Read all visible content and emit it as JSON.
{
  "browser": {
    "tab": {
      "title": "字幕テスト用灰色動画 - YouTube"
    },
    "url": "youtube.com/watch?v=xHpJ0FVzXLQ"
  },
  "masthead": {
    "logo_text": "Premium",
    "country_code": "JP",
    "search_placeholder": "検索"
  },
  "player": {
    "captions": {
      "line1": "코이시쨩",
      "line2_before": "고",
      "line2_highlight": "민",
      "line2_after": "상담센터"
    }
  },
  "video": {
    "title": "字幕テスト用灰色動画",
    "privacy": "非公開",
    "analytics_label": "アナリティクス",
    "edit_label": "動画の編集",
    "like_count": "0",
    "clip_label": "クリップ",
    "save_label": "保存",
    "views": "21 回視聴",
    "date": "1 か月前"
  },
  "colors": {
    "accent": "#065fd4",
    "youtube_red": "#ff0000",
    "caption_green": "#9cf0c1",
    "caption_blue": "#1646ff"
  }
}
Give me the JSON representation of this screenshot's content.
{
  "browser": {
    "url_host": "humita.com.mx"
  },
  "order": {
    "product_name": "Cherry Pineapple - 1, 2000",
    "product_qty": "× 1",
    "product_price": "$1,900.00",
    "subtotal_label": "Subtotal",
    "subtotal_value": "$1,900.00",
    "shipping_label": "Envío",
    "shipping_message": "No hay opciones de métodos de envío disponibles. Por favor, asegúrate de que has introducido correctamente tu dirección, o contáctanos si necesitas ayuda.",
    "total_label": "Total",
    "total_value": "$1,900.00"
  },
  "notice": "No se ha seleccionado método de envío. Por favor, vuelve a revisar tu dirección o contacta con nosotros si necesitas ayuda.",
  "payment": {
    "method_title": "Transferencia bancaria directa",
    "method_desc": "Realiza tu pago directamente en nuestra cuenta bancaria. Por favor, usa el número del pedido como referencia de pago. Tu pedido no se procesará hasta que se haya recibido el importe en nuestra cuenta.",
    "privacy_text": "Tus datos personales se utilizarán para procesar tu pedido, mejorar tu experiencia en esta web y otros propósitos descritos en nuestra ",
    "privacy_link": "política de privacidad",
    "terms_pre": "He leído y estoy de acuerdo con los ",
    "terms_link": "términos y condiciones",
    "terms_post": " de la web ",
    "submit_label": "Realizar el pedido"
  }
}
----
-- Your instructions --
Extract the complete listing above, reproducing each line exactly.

-- Solution to this problem --
Read all visible content and emit it as JSON.
{
  "browser": {
    "tab": {
      "title": "字幕テスト用灰色動画 - YouTube"
    },
    "url": "youtube.com/watch?v=xHpJ0FVzXLQ"
  },
  "masthead": {
    "logo_text": "Premium",
    "country_code": "JP",
    "search_placeholder": "検索"
  },
  "player": {
    "captions": {
      "line1": "코이시쨩",
      "line2_before": "고",
      "line2_highlight": "민",
      "line2_after": "상담센터"
    }
  },
  "video": {
    "title": "字幕テスト用灰色動画",
    "privacy": "非公開",
    "analytics_label": "アナリティクス",
    "edit_label": "動画の編集",
    "like_count": "0",
    "clip_label": "クリップ",
    "save_label": "保存",
    "views": "21 回視聴",
    "date": "1 か月前"
  },
  "colors": {
    "accent": "#065fd4",
    "youtube_red": "#ff0000",
    "caption_green": "#9cf0c1",
    "caption_blue": "#1646ff"
  }
}
Give me the JSON representation of this screenshot's content.
{
  "browser": {
    "url_host": "humita.com.mx"
  },
  "order": {
    "product_name": "Cherry Pineapple - 1, 2000",
    "product_qty": "× 1",
    "product_price": "$1,900.00",
    "subtotal_label": "Subtotal",
    "subtotal_value": "$1,900.00",
    "shipping_label": "Envío",
    "shipping_message": "No hay opciones de métodos de envío disponibles. Por favor, asegúrate de que has introducido correctamente tu dirección, o contáctanos si necesitas ayuda.",
    "total_label": "Total",
    "total_value": "$1,900.00"
  },
  "notice": "No se ha seleccionado método de envío. Por favor, vuelve a revisar tu dirección o contacta con nosotros si necesitas ayuda.",
  "payment": {
    "method_title": "Transferencia bancaria directa",
    "method_desc": "Realiza tu pago directamente en nuestra cuenta bancaria. Por favor, usa el número del pedido como referencia de pago. Tu pedido no se procesará hasta que se haya recibido el importe en nuestra cuenta.",
    "privacy_text": "Tus datos personales se utilizarán para procesar tu pedido, mejorar tu experiencia en esta web y otros propósitos descritos en nuestra ",
    "privacy_link": "política de privacidad",
    "terms_pre": "He leído y estoy de acuerdo con los ",
    "terms_link": "términos y condiciones",
    "terms_post": " de la web ",
    "submit_label": "Realizar el pedido"
  }
}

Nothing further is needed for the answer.